I require little of myself, other than to eat and breathe and spend time with my wife. In other words, I am a slacker, a retiree with few demands on his time. I am a man with few concerns to tax his brain. But I do require one thing that, even absent other demands, can be burdensome. I require of myself that I write at least two simple blog posts each morning.
How can such a modest obligation become oppressive? Well, to be honest, oppressive is too strong a word. For, you see, my commitment is casual and facile. But, still, I sometimes allow myself to be overwhelmed by it. I think to myself, “my brain is not functioning as well as it should for me to write creatively,” which gives rise to a mild sense of panic that I won’t meet my obligation to write just two little pieces. And, then, I try to write something, but what drips from my fingers is dull, distorted, incoherent nonsense. I quickly conclude that I have written all I will ever write; my creativity is spent and no matter how hard I wish for it to return, it will never come back to me. Life, as I have come to know it, is behind me.
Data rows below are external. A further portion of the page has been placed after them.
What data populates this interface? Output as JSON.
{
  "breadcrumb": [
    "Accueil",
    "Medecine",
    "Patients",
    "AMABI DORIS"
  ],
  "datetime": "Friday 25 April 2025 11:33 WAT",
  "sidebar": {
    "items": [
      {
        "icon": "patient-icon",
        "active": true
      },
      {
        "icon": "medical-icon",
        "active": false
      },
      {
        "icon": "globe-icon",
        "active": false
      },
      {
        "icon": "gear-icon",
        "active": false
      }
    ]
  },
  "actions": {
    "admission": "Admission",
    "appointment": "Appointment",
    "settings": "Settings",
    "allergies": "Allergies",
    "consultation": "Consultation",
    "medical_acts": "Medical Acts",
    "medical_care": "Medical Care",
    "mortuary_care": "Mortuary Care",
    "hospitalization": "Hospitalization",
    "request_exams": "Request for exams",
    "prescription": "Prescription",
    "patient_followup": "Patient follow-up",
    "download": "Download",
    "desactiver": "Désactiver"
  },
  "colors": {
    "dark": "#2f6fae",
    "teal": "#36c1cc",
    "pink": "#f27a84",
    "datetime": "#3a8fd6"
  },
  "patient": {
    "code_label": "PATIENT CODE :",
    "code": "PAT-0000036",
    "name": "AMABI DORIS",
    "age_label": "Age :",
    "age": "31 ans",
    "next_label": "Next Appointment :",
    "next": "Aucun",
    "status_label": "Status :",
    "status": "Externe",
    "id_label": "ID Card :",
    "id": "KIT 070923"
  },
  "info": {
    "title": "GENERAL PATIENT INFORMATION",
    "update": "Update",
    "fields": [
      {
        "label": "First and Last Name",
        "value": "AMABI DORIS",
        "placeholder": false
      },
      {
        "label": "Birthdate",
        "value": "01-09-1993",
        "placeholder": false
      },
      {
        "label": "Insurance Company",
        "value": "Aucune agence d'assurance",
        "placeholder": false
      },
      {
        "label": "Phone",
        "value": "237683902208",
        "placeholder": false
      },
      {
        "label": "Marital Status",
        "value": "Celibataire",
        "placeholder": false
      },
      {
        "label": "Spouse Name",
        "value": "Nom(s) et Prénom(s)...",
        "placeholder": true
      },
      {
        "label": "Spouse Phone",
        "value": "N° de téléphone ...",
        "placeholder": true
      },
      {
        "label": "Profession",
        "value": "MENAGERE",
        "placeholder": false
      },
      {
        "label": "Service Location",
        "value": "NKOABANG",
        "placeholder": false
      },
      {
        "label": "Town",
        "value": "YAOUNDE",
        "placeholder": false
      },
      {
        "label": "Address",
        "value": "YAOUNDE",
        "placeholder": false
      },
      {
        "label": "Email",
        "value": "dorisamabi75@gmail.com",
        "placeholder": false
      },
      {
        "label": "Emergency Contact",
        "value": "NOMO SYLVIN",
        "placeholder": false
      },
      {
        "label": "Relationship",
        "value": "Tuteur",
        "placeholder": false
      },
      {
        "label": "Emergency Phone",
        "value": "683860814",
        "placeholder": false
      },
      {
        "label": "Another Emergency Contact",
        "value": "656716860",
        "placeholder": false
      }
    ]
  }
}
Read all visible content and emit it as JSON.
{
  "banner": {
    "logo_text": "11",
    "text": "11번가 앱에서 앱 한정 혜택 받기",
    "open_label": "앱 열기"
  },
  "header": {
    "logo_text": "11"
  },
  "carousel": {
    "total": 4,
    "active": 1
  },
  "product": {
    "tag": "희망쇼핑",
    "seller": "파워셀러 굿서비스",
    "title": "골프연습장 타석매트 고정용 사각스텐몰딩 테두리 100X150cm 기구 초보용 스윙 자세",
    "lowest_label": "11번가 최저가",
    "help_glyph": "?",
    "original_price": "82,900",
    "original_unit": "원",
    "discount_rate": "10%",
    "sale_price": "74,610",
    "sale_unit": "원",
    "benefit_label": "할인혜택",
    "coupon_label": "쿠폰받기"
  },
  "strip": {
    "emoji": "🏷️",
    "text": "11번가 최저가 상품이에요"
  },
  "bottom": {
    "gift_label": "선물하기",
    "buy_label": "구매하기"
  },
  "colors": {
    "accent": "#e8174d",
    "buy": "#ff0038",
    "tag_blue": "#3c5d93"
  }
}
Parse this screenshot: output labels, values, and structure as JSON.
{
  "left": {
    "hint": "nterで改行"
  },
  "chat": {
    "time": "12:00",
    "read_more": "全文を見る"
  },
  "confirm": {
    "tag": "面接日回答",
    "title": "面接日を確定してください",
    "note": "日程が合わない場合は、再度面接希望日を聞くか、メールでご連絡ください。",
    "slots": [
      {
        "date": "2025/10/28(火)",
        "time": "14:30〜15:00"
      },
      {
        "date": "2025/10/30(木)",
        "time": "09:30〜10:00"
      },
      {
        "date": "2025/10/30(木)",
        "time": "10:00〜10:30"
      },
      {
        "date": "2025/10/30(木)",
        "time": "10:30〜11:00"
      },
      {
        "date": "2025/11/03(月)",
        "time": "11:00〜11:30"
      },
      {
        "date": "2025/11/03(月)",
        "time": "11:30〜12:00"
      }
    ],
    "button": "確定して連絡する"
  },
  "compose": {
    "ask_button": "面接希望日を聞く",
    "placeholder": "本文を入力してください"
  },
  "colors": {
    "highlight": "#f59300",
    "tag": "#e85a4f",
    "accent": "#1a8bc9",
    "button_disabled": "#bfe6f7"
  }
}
Generally, though, when I look again at my dull, distorted, incoherent nonsense, I can see the seed of an idea that might bear further exploration. And so I examine it more closely, more carefully. I assess it and realize the idea may be a start, just a start, to something I might later develop into a story. And so I begin writing, urging the idea to break through its boundaries and expand into the empty space around it.
It’s a bit like cracking an egg; once that hard shell protecting what’s inside is sufficiently broken, the white and the yolk spill out, unconstrained. Once it is released from barriers, there is no telling where it will go; it goes where it will. So it is with ideas. Chip away at the carapace surrounding them and they tend to finally burst forth and blossom.
Many of my daily posts contain the roots of ideas that I have nurtured just enough so they can stand without crashing down. They are seedlings with the potential to flourish with cultivation. Occasionally, I retrieve some of those seedlings and give them the care they need to grow into more than vignettes. In fact, many days I return to something I’ve written before, using it as a foundation. I take that germ of an idea and add to it, allowing it to grow of its own accord. Several short stories I’ve written have emerged later from my daily posts.
I consider everything I’ve written to be fodder for spurring more writing. Every story, every rumination, every incomplete vignette is fuel.
On those days when I question whether my commitment to writing at least two posts a day is worthwhile or I question whether it will bear fruit, my ultimate answer is that the worth and the fruits of my slacker’s labors are right in front of me.
Though I don’t require much of myself, the little I do require is enough. For now.